- Set useless services off (useless in terms of development). These are things like Usage Data Collection and Health Data Collection.
- Set some services to “Auto Start (delayed)”. This delay’s the start of the service when the computer starts up.
- Utilize PowerShell scripts to stop the SharePoint services (including all the SQL Express stuff). The presenter gave me the scripts to do this, so be on the lookout for a blog on that soon 🙂
- The presenter showed a lot of PowerShell scripts to help development
- You can turn on/off the developer dashboard through PowerShell. This can help performance when you aren’t developing.
- You can start/stop services and SQL Express in order to turn SharePoint off when not in use.
- You can set up a Visual Studio project to run PowerShell scripts. This is really cool because you don’t have to go outside VS to run scripts. It seemed a little clunky to set up (you have to set some x64 stuff in a console application). But, it is possible.
- Here are the presenters recommended specs to run SharePoint on a dev machine
- x64 dual proc 2Ghz, 8Gb Ram, 80Gb HD.
- If you are going to run lots of bootable VHDs, you might want to increase the hard drive space. The presenter mentioned the fixed size for a bootable VHD should be around 45GB or higher.
Development Best Practices – This session described best practices that are applicable from SharePoint 2007 and how they translate to SharePoint 2010. I didn’t learn much in this presentation because it was either things that were best practices in class=”hiddenSpellError” pre=”in “>SharePoint 2007 or things that have already been said. The general gist of this session was: develop on standalone developer machines or bootable VHDs, do unit testing and package your code in WSPs.
Here are the Hands on labs I did today and my thoughts:

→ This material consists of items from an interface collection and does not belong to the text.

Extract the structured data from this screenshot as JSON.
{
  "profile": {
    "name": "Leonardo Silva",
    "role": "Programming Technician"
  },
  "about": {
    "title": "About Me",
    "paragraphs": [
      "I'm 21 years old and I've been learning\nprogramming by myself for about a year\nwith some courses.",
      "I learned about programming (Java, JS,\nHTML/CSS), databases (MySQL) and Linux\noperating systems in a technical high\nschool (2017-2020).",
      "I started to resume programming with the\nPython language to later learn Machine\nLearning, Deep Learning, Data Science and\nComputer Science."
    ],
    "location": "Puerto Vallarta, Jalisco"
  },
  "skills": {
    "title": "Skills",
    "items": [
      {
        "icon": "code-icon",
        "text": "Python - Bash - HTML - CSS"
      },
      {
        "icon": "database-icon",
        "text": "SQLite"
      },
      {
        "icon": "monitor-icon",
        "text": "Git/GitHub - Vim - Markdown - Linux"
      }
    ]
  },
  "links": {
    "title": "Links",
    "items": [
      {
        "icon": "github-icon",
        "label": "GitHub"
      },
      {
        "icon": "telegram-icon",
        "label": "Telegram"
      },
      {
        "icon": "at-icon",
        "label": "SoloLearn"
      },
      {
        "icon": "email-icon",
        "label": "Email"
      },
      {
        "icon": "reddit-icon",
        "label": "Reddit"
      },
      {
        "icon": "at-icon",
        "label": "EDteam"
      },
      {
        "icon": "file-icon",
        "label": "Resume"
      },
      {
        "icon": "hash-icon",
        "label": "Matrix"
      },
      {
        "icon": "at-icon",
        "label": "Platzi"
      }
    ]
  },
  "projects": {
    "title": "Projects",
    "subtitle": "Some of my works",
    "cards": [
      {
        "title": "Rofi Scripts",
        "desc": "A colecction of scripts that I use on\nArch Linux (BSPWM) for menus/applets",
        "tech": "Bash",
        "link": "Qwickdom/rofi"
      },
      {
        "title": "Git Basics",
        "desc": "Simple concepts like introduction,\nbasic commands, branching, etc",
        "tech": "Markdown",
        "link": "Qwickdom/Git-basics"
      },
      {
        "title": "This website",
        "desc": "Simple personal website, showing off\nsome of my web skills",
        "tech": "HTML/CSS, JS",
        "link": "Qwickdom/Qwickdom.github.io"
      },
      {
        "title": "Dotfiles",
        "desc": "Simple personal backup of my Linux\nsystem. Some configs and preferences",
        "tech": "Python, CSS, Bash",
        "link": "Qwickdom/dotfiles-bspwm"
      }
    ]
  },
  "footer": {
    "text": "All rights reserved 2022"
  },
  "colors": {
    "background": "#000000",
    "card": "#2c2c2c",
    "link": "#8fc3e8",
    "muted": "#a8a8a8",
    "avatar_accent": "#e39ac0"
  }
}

- PowerShell – I was impressed with what we can do with PowerShell. There are over 500 commands and they provide a lot of functionality. The lab started with showing how you can get an SPSite object. Then it showed how you could update an SPSite object in PowerShell. So far, this is all stuff I could do in Central Administration. But, then it showed how you can loop through sites and pipe them together to do everything at once. For example: they showed how to change all the secondary site collection administrators, on all site collections in a web application. They also showed how to create a sub-site for all site collections in a web application. This will make scripting and deployment much easier in the future. The only issue I have so far is the amount of PowerShell scripts they have and the PowerShell language (I guess I have to learn that now).
- Advanced WebPart development – this was ok. The lab just showed how to create and deploy Visual WebParts (which is just creating user controls). The thing I noticed here was the ease of development/deployment and the speed of deployment. Even though it was recycling the application pools, the site came up fairly fast. They mentioned that they’ve been tweaking this process to make deployments more bareable for us developers.
- External Content Types – I did a lab that showed me how to hook database data into a SharePoint list. This was all done through designer (even though you can do it in Visual Studio) and took only a few steps to set up. After hooking the list to the database table I could update the data, from my SharePoint list, and see it updated in the database. Very Cool.